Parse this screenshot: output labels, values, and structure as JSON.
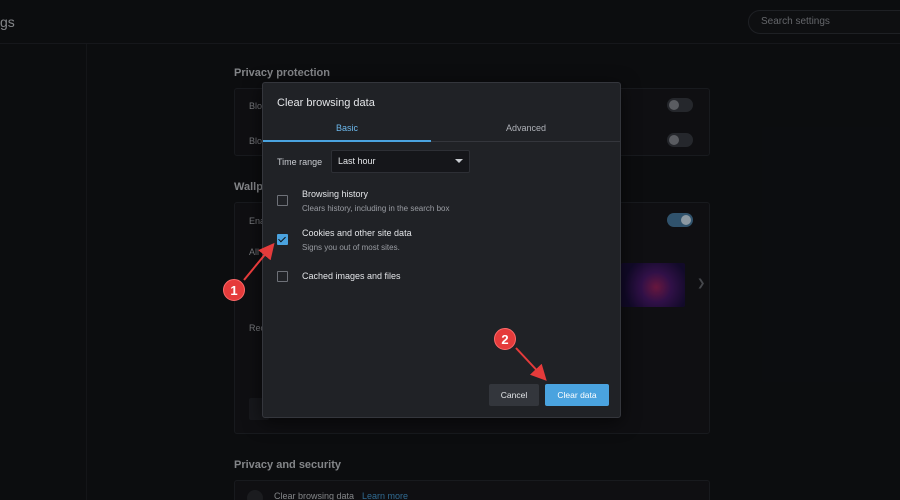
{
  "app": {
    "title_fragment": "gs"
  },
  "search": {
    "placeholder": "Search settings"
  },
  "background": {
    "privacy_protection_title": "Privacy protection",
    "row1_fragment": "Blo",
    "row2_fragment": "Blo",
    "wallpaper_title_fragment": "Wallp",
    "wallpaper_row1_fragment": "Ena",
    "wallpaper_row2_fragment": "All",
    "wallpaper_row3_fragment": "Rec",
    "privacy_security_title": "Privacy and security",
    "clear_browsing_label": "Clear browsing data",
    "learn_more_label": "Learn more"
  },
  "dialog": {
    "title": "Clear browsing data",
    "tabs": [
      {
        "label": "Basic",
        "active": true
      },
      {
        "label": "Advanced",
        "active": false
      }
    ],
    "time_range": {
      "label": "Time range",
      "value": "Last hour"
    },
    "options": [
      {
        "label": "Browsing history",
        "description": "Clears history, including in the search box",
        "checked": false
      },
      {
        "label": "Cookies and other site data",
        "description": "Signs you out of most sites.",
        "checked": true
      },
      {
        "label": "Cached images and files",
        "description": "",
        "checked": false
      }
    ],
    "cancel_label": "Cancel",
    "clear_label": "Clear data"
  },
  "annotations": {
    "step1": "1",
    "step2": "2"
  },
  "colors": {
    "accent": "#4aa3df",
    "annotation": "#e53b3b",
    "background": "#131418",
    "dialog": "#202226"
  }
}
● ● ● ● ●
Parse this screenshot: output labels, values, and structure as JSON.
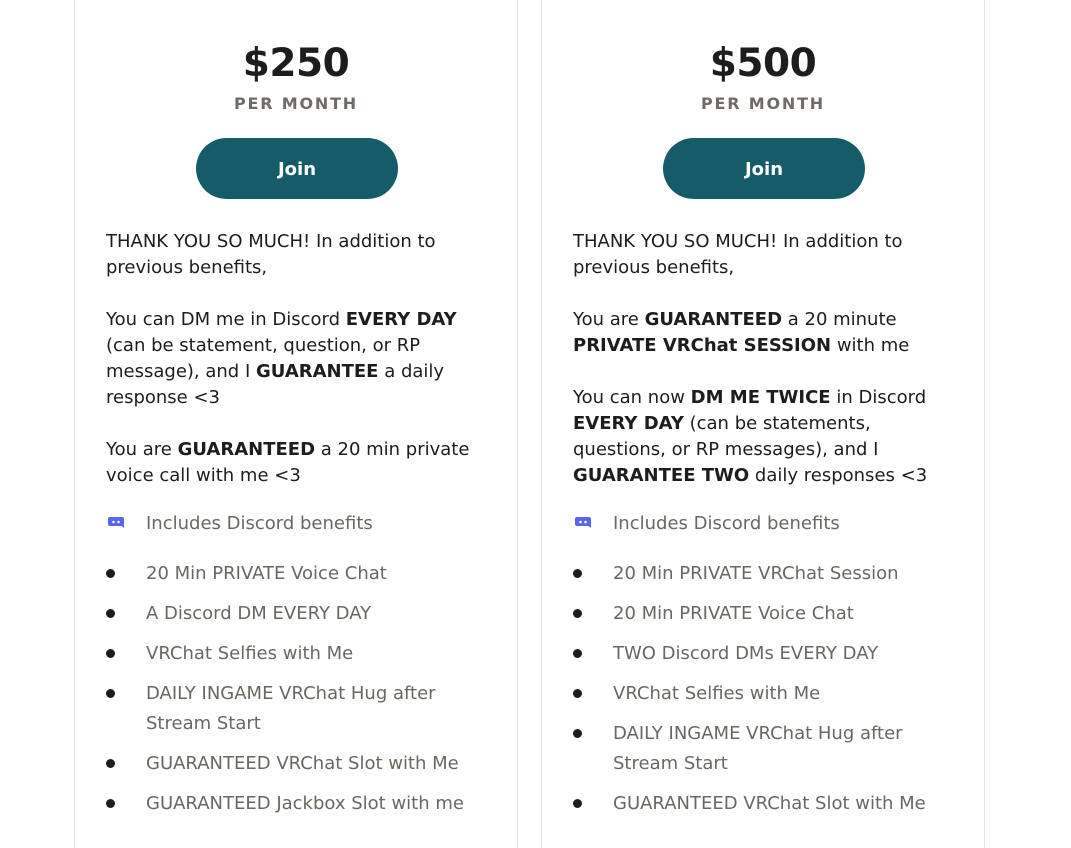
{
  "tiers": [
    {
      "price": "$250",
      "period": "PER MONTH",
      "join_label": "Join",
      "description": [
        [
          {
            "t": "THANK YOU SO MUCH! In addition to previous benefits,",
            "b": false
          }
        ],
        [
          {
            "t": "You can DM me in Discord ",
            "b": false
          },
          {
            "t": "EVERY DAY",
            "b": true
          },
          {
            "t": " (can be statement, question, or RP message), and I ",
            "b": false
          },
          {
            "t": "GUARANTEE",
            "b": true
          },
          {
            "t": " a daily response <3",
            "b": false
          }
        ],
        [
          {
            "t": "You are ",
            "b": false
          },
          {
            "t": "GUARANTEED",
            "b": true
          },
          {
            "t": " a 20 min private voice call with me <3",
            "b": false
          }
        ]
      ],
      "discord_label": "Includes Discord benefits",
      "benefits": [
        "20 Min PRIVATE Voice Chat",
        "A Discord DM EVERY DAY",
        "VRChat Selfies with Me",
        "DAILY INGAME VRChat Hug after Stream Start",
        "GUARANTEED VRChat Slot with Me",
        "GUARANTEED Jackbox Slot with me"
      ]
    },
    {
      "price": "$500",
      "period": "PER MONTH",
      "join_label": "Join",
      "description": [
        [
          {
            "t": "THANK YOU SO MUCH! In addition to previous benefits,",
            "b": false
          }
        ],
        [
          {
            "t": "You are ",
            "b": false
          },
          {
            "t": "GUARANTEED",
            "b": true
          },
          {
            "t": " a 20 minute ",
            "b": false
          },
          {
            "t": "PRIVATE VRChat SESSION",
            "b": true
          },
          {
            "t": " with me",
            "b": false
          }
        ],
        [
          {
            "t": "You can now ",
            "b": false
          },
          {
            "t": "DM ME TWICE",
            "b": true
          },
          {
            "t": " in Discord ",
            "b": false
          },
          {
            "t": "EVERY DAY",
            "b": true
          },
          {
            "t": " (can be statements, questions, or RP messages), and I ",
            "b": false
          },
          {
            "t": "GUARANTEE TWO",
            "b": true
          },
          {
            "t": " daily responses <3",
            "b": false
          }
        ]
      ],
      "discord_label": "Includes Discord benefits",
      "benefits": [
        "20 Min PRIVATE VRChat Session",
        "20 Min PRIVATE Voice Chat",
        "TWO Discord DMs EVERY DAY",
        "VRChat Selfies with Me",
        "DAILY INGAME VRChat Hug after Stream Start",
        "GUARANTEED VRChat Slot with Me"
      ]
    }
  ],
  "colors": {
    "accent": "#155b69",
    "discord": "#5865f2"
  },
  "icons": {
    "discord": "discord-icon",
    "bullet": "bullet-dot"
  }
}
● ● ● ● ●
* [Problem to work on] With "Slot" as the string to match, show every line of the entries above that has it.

* [The completed task]
        "GUARANTEED VRChat Slot with Me",
        "GUARANTEED Jackbox Slot with me"
        "GUARANTEED VRChat Slot with Me"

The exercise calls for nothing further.